Centurion is a giant mountain ash (Eucalyptus regnans) standing in the Arve valley of Tasmania, Australia, at 330 feet (100.5 meters) tall, with a trunk diameter of 13 feet (4.05 meters). In 2019, Australia's tallest tree was damaged by the lightning-ignited Tasmanian bushfires that burned 494,210 acres (200,000 hectares) — almost 3 percent— of the island's land area. 

Although the fires damaged the base of its trunk, Centurion seems to have pulled through, although the damage might prevent the tree from growing much taller. 


4. Doerner Fir, Coast Douglas-fir

tallest trees
The Doerner Fir is managed by the Bureau of Land Management in Oregon's Coast Range and is the world's tallest Douglas fir and the tallest non-redwood tree on the planet. Bureau of Land Management Oregon and Washington/Flickr

The Doerner Fir (Pseudotsuga menziesii) lives in the Pacific Northwestern U.S., in Coos County, Oregon. Clocking in at 327 feet (99.7 meters) tall, with a diameter of 11.5 feet (3.5 meters), the Doerner Fir sits on heavily logged public land, so it's a wonder that still stands. Discovered in 1989, it's named after a local public servant. 

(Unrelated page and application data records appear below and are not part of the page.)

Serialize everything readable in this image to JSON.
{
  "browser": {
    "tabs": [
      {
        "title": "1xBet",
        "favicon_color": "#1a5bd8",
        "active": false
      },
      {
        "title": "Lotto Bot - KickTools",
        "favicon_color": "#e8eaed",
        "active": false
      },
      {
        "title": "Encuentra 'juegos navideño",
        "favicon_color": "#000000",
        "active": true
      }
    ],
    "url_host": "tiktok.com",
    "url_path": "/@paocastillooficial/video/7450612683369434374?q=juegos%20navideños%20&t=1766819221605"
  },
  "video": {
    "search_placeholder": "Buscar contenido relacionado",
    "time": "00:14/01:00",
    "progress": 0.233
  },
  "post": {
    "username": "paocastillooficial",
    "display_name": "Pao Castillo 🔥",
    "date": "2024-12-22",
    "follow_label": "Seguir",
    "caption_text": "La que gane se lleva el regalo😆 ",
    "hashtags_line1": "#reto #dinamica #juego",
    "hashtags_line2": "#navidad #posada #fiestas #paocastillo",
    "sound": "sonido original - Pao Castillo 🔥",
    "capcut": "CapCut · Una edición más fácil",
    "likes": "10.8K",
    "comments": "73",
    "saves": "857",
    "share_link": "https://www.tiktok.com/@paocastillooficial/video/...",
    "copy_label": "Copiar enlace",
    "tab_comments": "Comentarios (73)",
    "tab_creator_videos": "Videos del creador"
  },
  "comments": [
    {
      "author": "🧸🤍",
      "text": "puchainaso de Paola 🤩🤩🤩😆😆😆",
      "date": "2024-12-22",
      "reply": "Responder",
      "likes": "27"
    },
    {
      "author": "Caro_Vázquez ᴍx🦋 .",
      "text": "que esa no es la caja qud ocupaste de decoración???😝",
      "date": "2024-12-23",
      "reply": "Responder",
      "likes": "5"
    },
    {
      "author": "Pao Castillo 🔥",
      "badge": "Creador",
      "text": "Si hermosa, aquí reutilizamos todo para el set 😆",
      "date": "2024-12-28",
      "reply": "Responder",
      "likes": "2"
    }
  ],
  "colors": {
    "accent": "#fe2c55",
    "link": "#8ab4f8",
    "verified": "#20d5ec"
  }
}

5. Raven's Tower, Sitka Spruce

Raven's Tower is a 317-foot (96.7 meters) sitka spruce (Picea sitchensis) discovered in 2001 by Michael Taylor, who also discovered Hyperion, Helios, Icarus and other famous tall trees. Raven's Tower's location is a secret, but it lives inn Prairie Creek Redwoods State Park in Northern California, which was established in 1923 to protect giant trees like Raven's Tower. 


6. Unnamed Giant Sequoia

California's giant sequoias (Sequoiadendron giganteum) are famous for being huge, and the biggest of the bunch is 314-foot (95.7 meters) monster living in Sequoia National Forest. Giant sequoias are not only tall, they've got some of the sturdiest trunks, growing up to 25 feet (7.7 meters) in diameter. 


7. White Knight, Manna Gum

The manna gums (Eucalyptus viminalis), or white peppermint trees, of the Evercreech Forest Reserve in Tasmania are known for their impressive height, but the White Knight is the tallest of them all. The location of this 299-foot (91-meter) spectacle is no secret — it's a tourist destination. 


Frequently Asked Questions

What environmental conditions contribute to the growth of the world's tallest trees?
The world's tallest trees, such as the coast redwood, thrive in conditions that provide an ample supply of moisture, a stable climate with minimal temperature fluctuations, and rich, well-drained soil. These trees are often found in coastal regions where fog and mist provide additional moisture, contributing to their remarkable growth by reducing water loss and supporting photosynthesis.
How do the root systems of these tall trees support their immense height and mass?
The root systems of these tall trees, despite their immense height, are surprisingly shallow, often only extending a few feet deep. However, they spread widely, sometimes hundreds of feet from the trunk, intertwining with the roots of neighboring trees. This interconnection provides mutual support against strong winds and stabilizes the soil, creating a network that helps support their massive structures.